Python is also meant to be an “easy” programming language to learn! Image: XKCD

So now I’m home in London and I decided that the one big skill I wanted to improve and become more confident in this year was my coding abilities. I knew I would like a structured course and not just self-led learning for code and luckily I came across Udemy having a sale on this course: Complete Python Bootcamp as well as a second course: Learning Python for Data Analysis and Visualization both heavily discounted (~£7 each) and decided to take the plunge. I mean a course for less than the price of two take-out coffees what’s not to like! They also both has good reviews!

I am 40% into the first course, doing one or two lectures a day during the week, and really enjoying it. I feel like I’m understanding concepts that before were both daunting and confusing as well as learning how to write neat annotated code. The first few sections were a good refresher of concepts that I already understood from mathematics or other programming languages I had come across, and now we are starting to get into the more meaty topics with writing your own Functions and soon creating Methods!!
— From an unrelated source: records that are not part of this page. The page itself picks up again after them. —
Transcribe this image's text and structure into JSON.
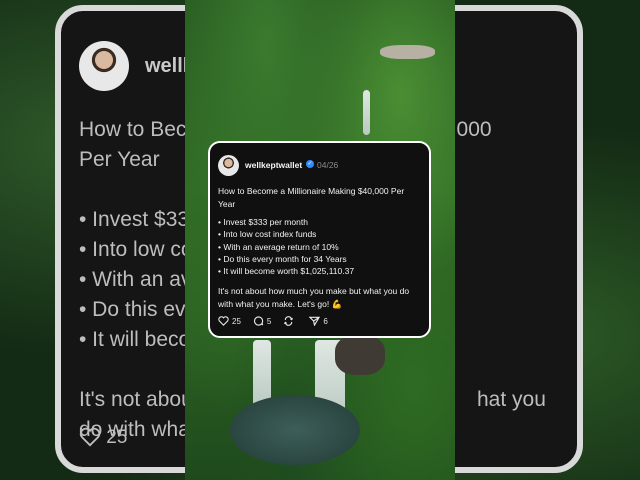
{
  "post": {
    "handle": "wellkeptwallet",
    "date": "04/26",
    "title": "How to Become a Millionaire Making $40,000 Per Year",
    "bullets": [
      "Invest $333 per month",
      "Into low cost index funds",
      "With an average return of 10%",
      "Do this every month for 34 Years",
      "It will become worth $1,025,110.37"
    ],
    "closing": "It's not about how much you make but what you do with what you make. Let's go! 💪",
    "likes": "25",
    "comments": "5",
    "shares": "6"
  },
  "background": {
    "handle_fragment": "wellk",
    "title_fragment": "How to Beco",
    "amount_fragment": "0,000",
    "per_year": "Per Year",
    "bullet_fragments": [
      "• Invest $333",
      "• Into low co",
      "• With an av",
      "• Do this eve",
      "• It will beco"
    ],
    "closing_fragment_1": "It's not abou",
    "closing_fragment_1b": "hat you",
    "closing_fragment_2": "do with wha",
    "likes": "25"
  },
  "colors": {
    "verified": "#2d8cff",
    "card_bg": "#101010",
    "card_border": "#ffffff"
  },
  "icons": [
    "heart-icon",
    "comment-icon",
    "repost-icon",
    "share-icon",
    "verified-icon",
    "flexed-biceps-emoji"
  ]
}
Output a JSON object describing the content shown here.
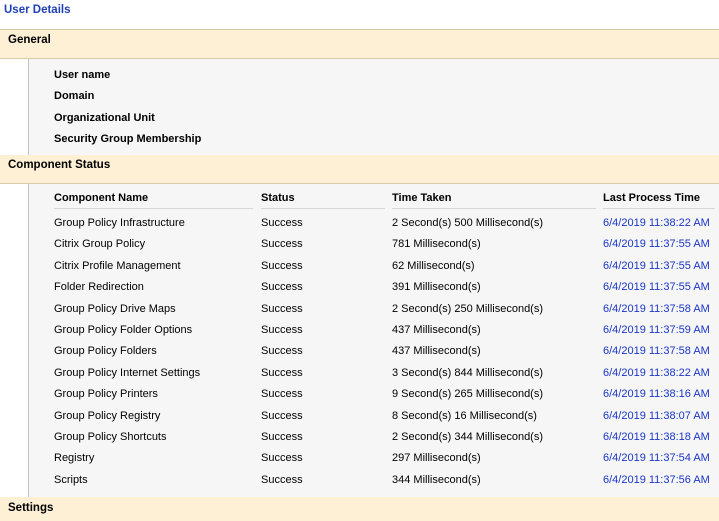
{
  "page": {
    "title": "User Details"
  },
  "general": {
    "title": "General",
    "fields": [
      {
        "label": "User name"
      },
      {
        "label": "Domain"
      },
      {
        "label": "Organizational Unit"
      },
      {
        "label": "Security Group Membership"
      }
    ]
  },
  "component_status": {
    "title": "Component Status",
    "columns": [
      "Component Name",
      "Status",
      "Time Taken",
      "Last Process Time"
    ],
    "rows": [
      {
        "name": "Group Policy Infrastructure",
        "status": "Success",
        "time_taken": "2 Second(s) 500 Millisecond(s)",
        "last_process_time": "6/4/2019 11:38:22 AM"
      },
      {
        "name": "Citrix Group Policy",
        "status": "Success",
        "time_taken": "781 Millisecond(s)",
        "last_process_time": "6/4/2019 11:37:55 AM"
      },
      {
        "name": "Citrix Profile Management",
        "status": "Success",
        "time_taken": "62 Millisecond(s)",
        "last_process_time": "6/4/2019 11:37:55 AM"
      },
      {
        "name": "Folder Redirection",
        "status": "Success",
        "time_taken": "391 Millisecond(s)",
        "last_process_time": "6/4/2019 11:37:55 AM"
      },
      {
        "name": "Group Policy Drive Maps",
        "status": "Success",
        "time_taken": "2 Second(s) 250 Millisecond(s)",
        "last_process_time": "6/4/2019 11:37:58 AM"
      },
      {
        "name": "Group Policy Folder Options",
        "status": "Success",
        "time_taken": "437 Millisecond(s)",
        "last_process_time": "6/4/2019 11:37:59 AM"
      },
      {
        "name": "Group Policy Folders",
        "status": "Success",
        "time_taken": "437 Millisecond(s)",
        "last_process_time": "6/4/2019 11:37:58 AM"
      },
      {
        "name": "Group Policy Internet Settings",
        "status": "Success",
        "time_taken": "3 Second(s) 844 Millisecond(s)",
        "last_process_time": "6/4/2019 11:38:22 AM"
      },
      {
        "name": "Group Policy Printers",
        "status": "Success",
        "time_taken": "9 Second(s) 265 Millisecond(s)",
        "last_process_time": "6/4/2019 11:38:16 AM"
      },
      {
        "name": "Group Policy Registry",
        "status": "Success",
        "time_taken": "8 Second(s) 16 Millisecond(s)",
        "last_process_time": "6/4/2019 11:38:07 AM"
      },
      {
        "name": "Group Policy Shortcuts",
        "status": "Success",
        "time_taken": "2 Second(s) 344 Millisecond(s)",
        "last_process_time": "6/4/2019 11:38:18 AM"
      },
      {
        "name": "Registry",
        "status": "Success",
        "time_taken": "297 Millisecond(s)",
        "last_process_time": "6/4/2019 11:37:54 AM"
      },
      {
        "name": "Scripts",
        "status": "Success",
        "time_taken": "344 Millisecond(s)",
        "last_process_time": "6/4/2019 11:37:56 AM"
      }
    ]
  },
  "settings": {
    "title": "Settings"
  },
  "colors": {
    "title_blue": "#1f3fb5",
    "section_bg": "#fdf0d4",
    "timestamp_blue": "#1a35c8"
  }
}
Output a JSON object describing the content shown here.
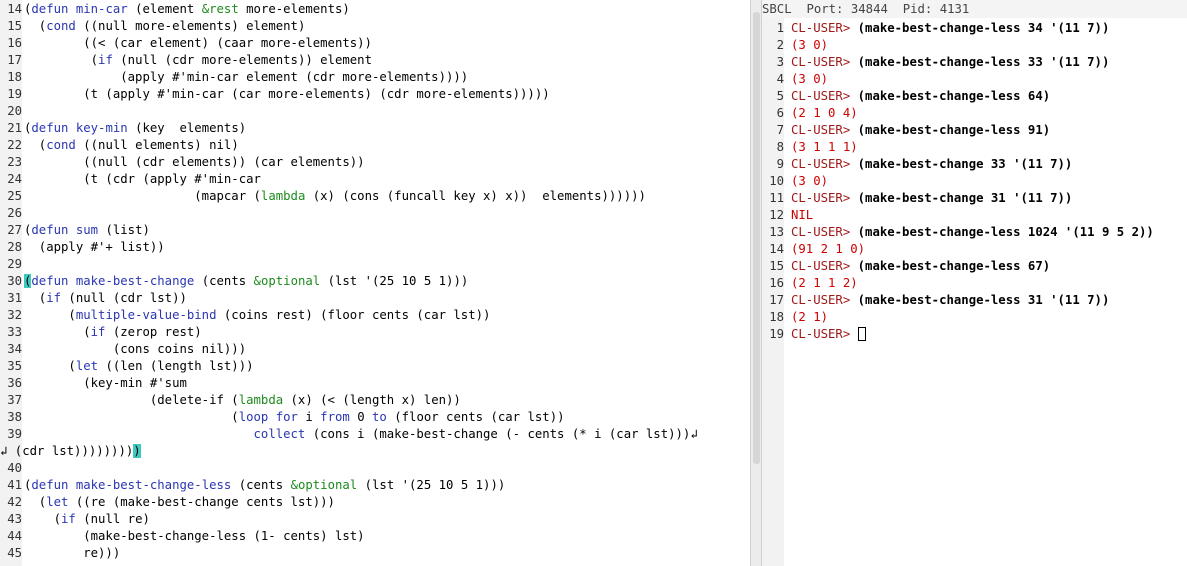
{
  "editor": {
    "lines": [
      {
        "n": "14",
        "segs": [
          [
            "(",
            "",
            ""
          ],
          [
            "defun",
            "kw",
            ""
          ],
          [
            " ",
            "",
            ""
          ],
          [
            "min-car",
            "kw",
            ""
          ],
          [
            " (element ",
            "",
            ""
          ],
          [
            "&rest",
            "op",
            ""
          ],
          [
            " more-elements)",
            "",
            ""
          ]
        ]
      },
      {
        "n": "15",
        "segs": [
          [
            "  (",
            "",
            ""
          ],
          [
            "cond",
            "kw",
            ""
          ],
          [
            " ((null more-elements) element)",
            "",
            ""
          ]
        ]
      },
      {
        "n": "16",
        "segs": [
          [
            "        ((< (car element) (caar more-elements))",
            "",
            ""
          ]
        ]
      },
      {
        "n": "17",
        "segs": [
          [
            "         (",
            "",
            ""
          ],
          [
            "if",
            "kw",
            ""
          ],
          [
            " (null (cdr more-elements)) element",
            "",
            ""
          ]
        ]
      },
      {
        "n": "18",
        "segs": [
          [
            "             (apply #'min-car element (cdr more-elements))))",
            "",
            ""
          ]
        ]
      },
      {
        "n": "19",
        "segs": [
          [
            "        (t (apply #'min-car (car more-elements) (cdr more-elements)))))",
            "",
            ""
          ]
        ]
      },
      {
        "n": "20",
        "segs": [
          [
            "",
            "",
            ""
          ]
        ]
      },
      {
        "n": "21",
        "segs": [
          [
            "(",
            "",
            ""
          ],
          [
            "defun",
            "kw",
            ""
          ],
          [
            " ",
            "",
            ""
          ],
          [
            "key-min",
            "kw",
            ""
          ],
          [
            " (key  elements)",
            "",
            ""
          ]
        ]
      },
      {
        "n": "22",
        "segs": [
          [
            "  (",
            "",
            ""
          ],
          [
            "cond",
            "kw",
            ""
          ],
          [
            " ((null elements) nil)",
            "",
            ""
          ]
        ]
      },
      {
        "n": "23",
        "segs": [
          [
            "        ((null (cdr elements)) (car elements))",
            "",
            ""
          ]
        ]
      },
      {
        "n": "24",
        "segs": [
          [
            "        (t (cdr (apply #'min-car",
            "",
            ""
          ]
        ]
      },
      {
        "n": "25",
        "segs": [
          [
            "                       (mapcar (",
            "",
            ""
          ],
          [
            "lambda",
            "op",
            ""
          ],
          [
            " (x) (cons (funcall key x) x))  elements))))))",
            "",
            ""
          ]
        ]
      },
      {
        "n": "26",
        "segs": [
          [
            "",
            "",
            ""
          ]
        ]
      },
      {
        "n": "27",
        "segs": [
          [
            "(",
            "",
            ""
          ],
          [
            "defun",
            "kw",
            ""
          ],
          [
            " ",
            "",
            ""
          ],
          [
            "sum",
            "kw",
            ""
          ],
          [
            " (list)",
            "",
            ""
          ]
        ]
      },
      {
        "n": "28",
        "segs": [
          [
            "  (apply #'+ list))",
            "",
            ""
          ]
        ]
      },
      {
        "n": "29",
        "segs": [
          [
            "",
            "",
            ""
          ]
        ]
      },
      {
        "n": "30",
        "segs": [
          [
            "(",
            "",
            "hl"
          ],
          [
            "defun",
            "kw",
            ""
          ],
          [
            " ",
            "",
            ""
          ],
          [
            "make-best-change",
            "kw",
            ""
          ],
          [
            " (cents ",
            "",
            ""
          ],
          [
            "&optional",
            "op",
            ""
          ],
          [
            " (lst '(25 10 5 1)))",
            "",
            ""
          ]
        ]
      },
      {
        "n": "31",
        "segs": [
          [
            "  (",
            "",
            ""
          ],
          [
            "if",
            "kw",
            ""
          ],
          [
            " (null (cdr lst))",
            "",
            ""
          ]
        ]
      },
      {
        "n": "32",
        "segs": [
          [
            "      (",
            "",
            ""
          ],
          [
            "multiple-value-bind",
            "kw",
            ""
          ],
          [
            " (coins rest) (floor cents (car lst))",
            "",
            ""
          ]
        ]
      },
      {
        "n": "33",
        "segs": [
          [
            "        (",
            "",
            ""
          ],
          [
            "if",
            "kw",
            ""
          ],
          [
            " (zerop rest)",
            "",
            ""
          ]
        ]
      },
      {
        "n": "34",
        "segs": [
          [
            "            (cons coins nil)))",
            "",
            ""
          ]
        ]
      },
      {
        "n": "35",
        "segs": [
          [
            "      (",
            "",
            ""
          ],
          [
            "let",
            "kw",
            ""
          ],
          [
            " ((len (length lst)))",
            "",
            ""
          ]
        ]
      },
      {
        "n": "36",
        "segs": [
          [
            "        (key-min #'sum",
            "",
            ""
          ]
        ]
      },
      {
        "n": "37",
        "segs": [
          [
            "                 (delete-if (",
            "",
            ""
          ],
          [
            "lambda",
            "op",
            ""
          ],
          [
            " (x) (< (length x) len))",
            "",
            ""
          ]
        ]
      },
      {
        "n": "38",
        "segs": [
          [
            "                            (",
            "",
            ""
          ],
          [
            "loop",
            "kw",
            ""
          ],
          [
            " ",
            "",
            ""
          ],
          [
            "for",
            "kw",
            ""
          ],
          [
            " i ",
            "",
            ""
          ],
          [
            "from",
            "kw",
            ""
          ],
          [
            " 0 ",
            "",
            ""
          ],
          [
            "to",
            "kw",
            ""
          ],
          [
            " (floor cents (car lst))",
            "",
            ""
          ]
        ]
      },
      {
        "n": "39",
        "segs": [
          [
            "                               ",
            "",
            ""
          ],
          [
            "collect",
            "kw",
            ""
          ],
          [
            " (cons i (make-best-change (- cents (* i (car lst)))",
            "",
            ""
          ]
        ]
      },
      {
        "n": "",
        "segs": [
          [
            " (cdr lst))))))))",
            "",
            ""
          ],
          [
            ")",
            "",
            "hl"
          ]
        ]
      },
      {
        "n": "40",
        "segs": [
          [
            "",
            "",
            ""
          ]
        ]
      },
      {
        "n": "41",
        "segs": [
          [
            "(",
            "",
            ""
          ],
          [
            "defun",
            "kw",
            ""
          ],
          [
            " ",
            "",
            ""
          ],
          [
            "make-best-change-less",
            "kw",
            ""
          ],
          [
            " (cents ",
            "",
            ""
          ],
          [
            "&optional",
            "op",
            ""
          ],
          [
            " (lst '(25 10 5 1)))",
            "",
            ""
          ]
        ]
      },
      {
        "n": "42",
        "segs": [
          [
            "  (",
            "",
            ""
          ],
          [
            "let",
            "kw",
            ""
          ],
          [
            " ((re (make-best-change cents lst)))",
            "",
            ""
          ]
        ]
      },
      {
        "n": "43",
        "segs": [
          [
            "    (",
            "",
            ""
          ],
          [
            "if",
            "kw",
            ""
          ],
          [
            " (null re)",
            "",
            ""
          ]
        ]
      },
      {
        "n": "44",
        "segs": [
          [
            "        (make-best-change-less (1- cents) lst)",
            "",
            ""
          ]
        ]
      },
      {
        "n": "45",
        "segs": [
          [
            "        re)))",
            "",
            ""
          ]
        ]
      }
    ],
    "wrap_glyph": "↲"
  },
  "repl": {
    "modeline": {
      "impl": "SBCL",
      "port_label": "Port: 34844",
      "pid_label": "Pid: 4131"
    },
    "prompt": "CL-USER>",
    "lines": [
      {
        "n": "1",
        "kind": "in",
        "text": "(make-best-change-less 34 '(11 7))"
      },
      {
        "n": "2",
        "kind": "out",
        "text": "(3 0)"
      },
      {
        "n": "3",
        "kind": "in",
        "text": "(make-best-change-less 33 '(11 7))"
      },
      {
        "n": "4",
        "kind": "out",
        "text": "(3 0)"
      },
      {
        "n": "5",
        "kind": "in",
        "text": "(make-best-change-less 64)"
      },
      {
        "n": "6",
        "kind": "out",
        "text": "(2 1 0 4)"
      },
      {
        "n": "7",
        "kind": "in",
        "text": "(make-best-change-less 91)"
      },
      {
        "n": "8",
        "kind": "out",
        "text": "(3 1 1 1)"
      },
      {
        "n": "9",
        "kind": "in",
        "text": "(make-best-change 33 '(11 7))"
      },
      {
        "n": "10",
        "kind": "out",
        "text": "(3 0)"
      },
      {
        "n": "11",
        "kind": "in",
        "text": "(make-best-change 31 '(11 7))"
      },
      {
        "n": "12",
        "kind": "out",
        "text": "NIL"
      },
      {
        "n": "13",
        "kind": "in",
        "text": "(make-best-change-less 1024 '(11 9 5 2))"
      },
      {
        "n": "14",
        "kind": "out",
        "text": "(91 2 1 0)"
      },
      {
        "n": "15",
        "kind": "in",
        "text": "(make-best-change-less 67)"
      },
      {
        "n": "16",
        "kind": "out",
        "text": "(2 1 1 2)"
      },
      {
        "n": "17",
        "kind": "in",
        "text": "(make-best-change-less 31 '(11 7))"
      },
      {
        "n": "18",
        "kind": "out",
        "text": "(2 1)"
      },
      {
        "n": "19",
        "kind": "prompt",
        "text": ""
      }
    ]
  }
}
I believe that at the end I will be a better prepared scientist and be able to contribute more to research in the future. Being able to code myself without the reliance on others will be both liberating and dare I say it exciting! I already feel an innate sense of pride at understanding concepts and applying learnt skills to different coding problems.

As I have been learning I was quite interested to come across this article on the BBC saying that in a blind test code written by women was preferred! Which is an interesting turn of events especially as traditionally it as been a rather male dominated domain (note: the study is awaiting peer-review). *FIST PUMP*. I recently came across PyLadies an “international mentorship group with a focus on helping more women become active participants and leaders in the Python open-source community” which I am very excited to explore and then was thrilled to see they have a London Meetup group which, I hope I can join for an event in the not too distant future!

So now here I am learning a new language and doing tasks with computers that I never thought would be part of my life and boy am I glad that I am. The sense of accomplishment when you can code is up there with one of the best feelings! There are lots of free resources out there to try including: codecademy, Coursera, Udemy, Learn Python The Hard Way, the Python website tutorials and even Google has a free introductory Python course!

Do you code? Which language is your preferred one? Any tips for the fledgling coder? Let me know in the comments below!

*Python is named after Monty Python’s Flying Circus and not the reptile!

You can also follow along on the Deep Blue Conversations Facebook Page. I post interesting articles related to marine conservation, share awesome stories as well as photos from the marine conservation and environmental world in general. Come on over and have a look! I also have Twitter come and join the conversation you can find me as @Leila_Lula!